Current Retail: $10.99
A very familiar tasting and well-balanced meal, this one is like the backpacking equivalent of comfort food. A great bonus is the 225 calories per ounce which is excellent caloric density for carrying on a long trek. As I’ve written with the other Nomad reviews: this is my new favorite brand of dehydrated backpacking food.
- Familiar taste; like fresh comfort food
- Excellent caloric density of 225 calories per ounce
- Vegetarian / plant-based nutrition
- Expensive: the 100-gram package is $12 American, the 50-gram is $7 American
- Relatively high in sodium @ 600mg for the 100g package
Ingredients: Potatoes, Green Lentils*, Carrots, Coconut Milk*, Onions, Peas, Corn, Sundried Tomatoes*, Olive Oil*, Garlic*, Spices*, Sea Salt*. *Certified Organic Ingredient.
Nutrition: (for the 100-gram package) Calories 790, Carbs 96g, Sugars (10g), Protein 23g
Like all the Nomad meals I've tried so far, this one is a just-add-boiling water type (remember to remove the desiccant). I found it needed a tad more time than the recommended 10 minutes to reconstitute when using the cook-in-bag method.
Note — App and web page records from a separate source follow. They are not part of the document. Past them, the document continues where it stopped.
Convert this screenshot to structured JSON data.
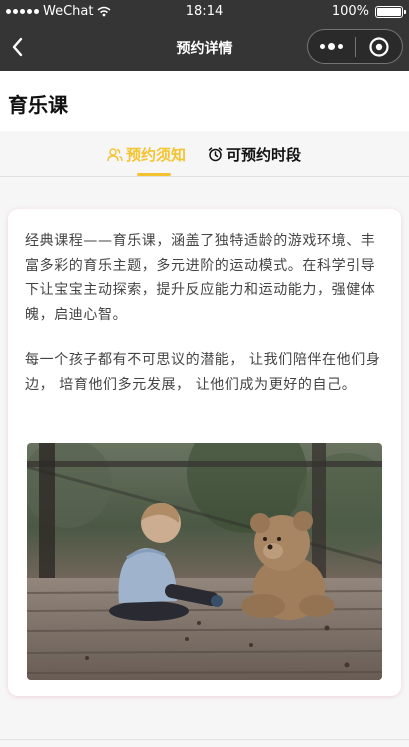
{
  "status_bar": {
    "carrier": "WeChat",
    "time": "18:14",
    "battery": "100%"
  },
  "nav": {
    "title": "预约详情"
  },
  "page": {
    "title": "育乐课"
  },
  "tabs": [
    {
      "label": "预约须知",
      "icon": "users-icon",
      "active": true
    },
    {
      "label": "可预约时段",
      "icon": "alarm-clock-icon",
      "active": false
    }
  ],
  "content": {
    "paragraph1": "经典课程——育乐课，涵盖了独特适龄的游戏环境、丰富多彩的育乐主题，多元进阶的运动模式。在科学引导下让宝宝主动探索，提升反应能力和运动能力，强健体魄，启迪心智。",
    "paragraph2": "每一个孩子都有不可思议的潜能， 让我们陪伴在他们身边， 培育他们多元发展， 让他们成为更好的自己。"
  },
  "colors": {
    "accent": "#f4c430",
    "navbar": "#353535"
  }
}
When cooked in a pot you can simmer longer and get there faster (if you don’t mind using up the fuel).
The packaging is paper with thin aluminized panels and is adequate insulation as a re-hydration cozy. On one occasion I did burn one of these in a large fire and found that it completely burns up with no issues.
One thing I also like about the packaging is that the meals are color coded. At a glance, you see the green and white label and know this is the Irish Shepherd's Pie.
As I stated in the summary, this meal will probably taste familiar to many Americans as you can readily identify the potatoes, carrots, peas, and corn in each bite. The balance of the flavors seems just right and like the other Nomad meals, the spicing is not overdone (which is common with many brands out there today).
I found this meal to be adequately filling as a standalone entree, though I usually do add a few things to get my calories close to 1000 per meal when trekking. I felt that it provided good energy and a nice balance of nutrients.
Like everything else I’ve tried from this brand so far, the texture is pleasing as it seems more natural than most dehydrated fare. As mentioned previously, I did have to let it reconstitute a little longer than listed when using the cook-in-bag method.
(Cirque of the Towers, Wind River Range Wyoming)
This meal is as close to home cooking as I’ve found from a cook-in bag. I’ve used the rest of this text on other Nomad reviews, but it still applies:
There is a plainness to this food that really appeals to me and makes me feel as if I’m eating something healthy. I’ve done so much backpacking in my lifetime that I’ve gone through various stages of burn-out with all the pre-packaged food choices and had mostly given up on using them in general. I’m happy to find a brand that I like so much; they are doing it right at Nomad and producing a great product. Unfortunately, the price is too high for me to indulge in this very often. I’m willing to splurge for a special trip, but at $12 a meal, I can’t justify spending that much money routinely.
I'm an avid backpacker with over 8,000 miles of trekking in the last decade. I've tried many, many brands of dehydrated food over the years. I was sent two 100-gram and one 50-gram package of this stew to review.
Source: received for testing via the Trailspace Review Corps
(Samples for testing and review provided by Nomad Nutrition)